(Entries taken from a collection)
..........

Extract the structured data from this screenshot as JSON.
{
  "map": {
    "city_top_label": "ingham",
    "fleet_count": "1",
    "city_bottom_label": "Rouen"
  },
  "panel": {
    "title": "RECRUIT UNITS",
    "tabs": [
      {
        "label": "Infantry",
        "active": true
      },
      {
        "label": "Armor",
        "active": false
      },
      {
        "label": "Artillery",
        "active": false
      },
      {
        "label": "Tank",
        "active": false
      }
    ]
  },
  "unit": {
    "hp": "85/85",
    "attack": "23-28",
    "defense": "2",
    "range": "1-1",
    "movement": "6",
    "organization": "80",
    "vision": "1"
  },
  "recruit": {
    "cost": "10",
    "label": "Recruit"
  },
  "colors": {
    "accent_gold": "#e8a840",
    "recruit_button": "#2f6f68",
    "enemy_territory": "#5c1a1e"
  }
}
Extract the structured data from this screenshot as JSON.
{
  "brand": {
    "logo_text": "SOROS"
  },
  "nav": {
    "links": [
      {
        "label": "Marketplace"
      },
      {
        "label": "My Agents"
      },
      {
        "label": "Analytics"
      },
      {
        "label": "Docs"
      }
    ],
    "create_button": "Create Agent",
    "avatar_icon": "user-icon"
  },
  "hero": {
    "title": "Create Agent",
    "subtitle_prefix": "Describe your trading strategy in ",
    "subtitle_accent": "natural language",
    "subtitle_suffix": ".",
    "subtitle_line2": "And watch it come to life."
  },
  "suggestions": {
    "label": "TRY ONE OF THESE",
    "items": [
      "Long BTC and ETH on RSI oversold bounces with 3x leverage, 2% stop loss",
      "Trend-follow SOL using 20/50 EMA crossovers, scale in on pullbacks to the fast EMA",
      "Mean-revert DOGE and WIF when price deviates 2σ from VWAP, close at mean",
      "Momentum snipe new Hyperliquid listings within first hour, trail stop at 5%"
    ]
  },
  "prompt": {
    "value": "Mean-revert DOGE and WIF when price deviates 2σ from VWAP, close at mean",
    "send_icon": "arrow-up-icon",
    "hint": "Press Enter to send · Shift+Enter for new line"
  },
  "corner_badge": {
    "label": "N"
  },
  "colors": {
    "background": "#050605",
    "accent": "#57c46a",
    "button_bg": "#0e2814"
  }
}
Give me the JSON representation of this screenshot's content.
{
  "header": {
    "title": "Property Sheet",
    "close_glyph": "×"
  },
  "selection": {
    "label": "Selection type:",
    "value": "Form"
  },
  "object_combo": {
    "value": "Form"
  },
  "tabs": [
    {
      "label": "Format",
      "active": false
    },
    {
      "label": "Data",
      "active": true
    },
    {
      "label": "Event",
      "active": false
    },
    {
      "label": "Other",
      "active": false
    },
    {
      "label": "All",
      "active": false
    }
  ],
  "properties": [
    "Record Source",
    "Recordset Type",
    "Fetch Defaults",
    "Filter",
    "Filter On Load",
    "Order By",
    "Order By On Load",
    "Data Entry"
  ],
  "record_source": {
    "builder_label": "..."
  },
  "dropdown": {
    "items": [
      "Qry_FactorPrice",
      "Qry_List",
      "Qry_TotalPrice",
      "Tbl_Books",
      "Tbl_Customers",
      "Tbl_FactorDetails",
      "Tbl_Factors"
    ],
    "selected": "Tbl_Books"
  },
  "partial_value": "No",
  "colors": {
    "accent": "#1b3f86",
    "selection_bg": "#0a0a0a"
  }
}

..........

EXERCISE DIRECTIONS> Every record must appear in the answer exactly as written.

RESULT OF THIS EXERCISE>
Extract the structured data from this screenshot as JSON.
{
  "map": {
    "city_top_label": "ingham",
    "fleet_count": "1",
    "city_bottom_label": "Rouen"
  },
  "panel": {
    "title": "RECRUIT UNITS",
    "tabs": [
      {
        "label": "Infantry",
        "active": true
      },
      {
        "label": "Armor",
        "active": false
      },
      {
        "label": "Artillery",
        "active": false
      },
      {
        "label": "Tank",
        "active": false
      }
    ]
  },
  "unit": {
    "hp": "85/85",
    "attack": "23-28",
    "defense": "2",
    "range": "1-1",
    "movement": "6",
    "organization": "80",
    "vision": "1"
  },
  "recruit": {
    "cost": "10",
    "label": "Recruit"
  },
  "colors": {
    "accent_gold": "#e8a840",
    "recruit_button": "#2f6f68",
    "enemy_territory": "#5c1a1e"
  }
}
Extract the structured data from this screenshot as JSON.
{
  "brand": {
    "logo_text": "SOROS"
  },
  "nav": {
    "links": [
      {
        "label": "Marketplace"
      },
      {
        "label": "My Agents"
      },
      {
        "label": "Analytics"
      },
      {
        "label": "Docs"
      }
    ],
    "create_button": "Create Agent",
    "avatar_icon": "user-icon"
  },
  "hero": {
    "title": "Create Agent",
    "subtitle_prefix": "Describe your trading strategy in ",
    "subtitle_accent": "natural language",
    "subtitle_suffix": ".",
    "subtitle_line2": "And watch it come to life."
  },
  "suggestions": {
    "label": "TRY ONE OF THESE",
    "items": [
      "Long BTC and ETH on RSI oversold bounces with 3x leverage, 2% stop loss",
      "Trend-follow SOL using 20/50 EMA crossovers, scale in on pullbacks to the fast EMA",
      "Mean-revert DOGE and WIF when price deviates 2σ from VWAP, close at mean",
      "Momentum snipe new Hyperliquid listings within first hour, trail stop at 5%"
    ]
  },
  "prompt": {
    "value": "Mean-revert DOGE and WIF when price deviates 2σ from VWAP, close at mean",
    "send_icon": "arrow-up-icon",
    "hint": "Press Enter to send · Shift+Enter for new line"
  },
  "corner_badge": {
    "label": "N"
  },
  "colors": {
    "background": "#050605",
    "accent": "#57c46a",
    "button_bg": "#0e2814"
  }
}
Give me the JSON representation of this screenshot's content.
{
  "header": {
    "title": "Property Sheet",
    "close_glyph": "×"
  },
  "selection": {
    "label": "Selection type:",
    "value": "Form"
  },
  "object_combo": {
    "value": "Form"
  },
  "tabs": [
    {
      "label": "Format",
      "active": false
    },
    {
      "label": "Data",
      "active": true
    },
    {
      "label": "Event",
      "active": false
    },
    {
      "label": "Other",
      "active": false
    },
    {
      "label": "All",
      "active": false
    }
  ],
  "properties": [
    "Record Source",
    "Recordset Type",
    "Fetch Defaults",
    "Filter",
    "Filter On Load",
    "Order By",
    "Order By On Load",
    "Data Entry"
  ],
  "record_source": {
    "builder_label": "..."
  },
  "dropdown": {
    "items": [
      "Qry_FactorPrice",
      "Qry_List",
      "Qry_TotalPrice",
      "Tbl_Books",
      "Tbl_Customers",
      "Tbl_FactorDetails",
      "Tbl_Factors"
    ],
    "selected": "Tbl_Books"
  },
  "partial_value": "No",
  "colors": {
    "accent": "#1b3f86",
    "selection_bg": "#0a0a0a"
  }
}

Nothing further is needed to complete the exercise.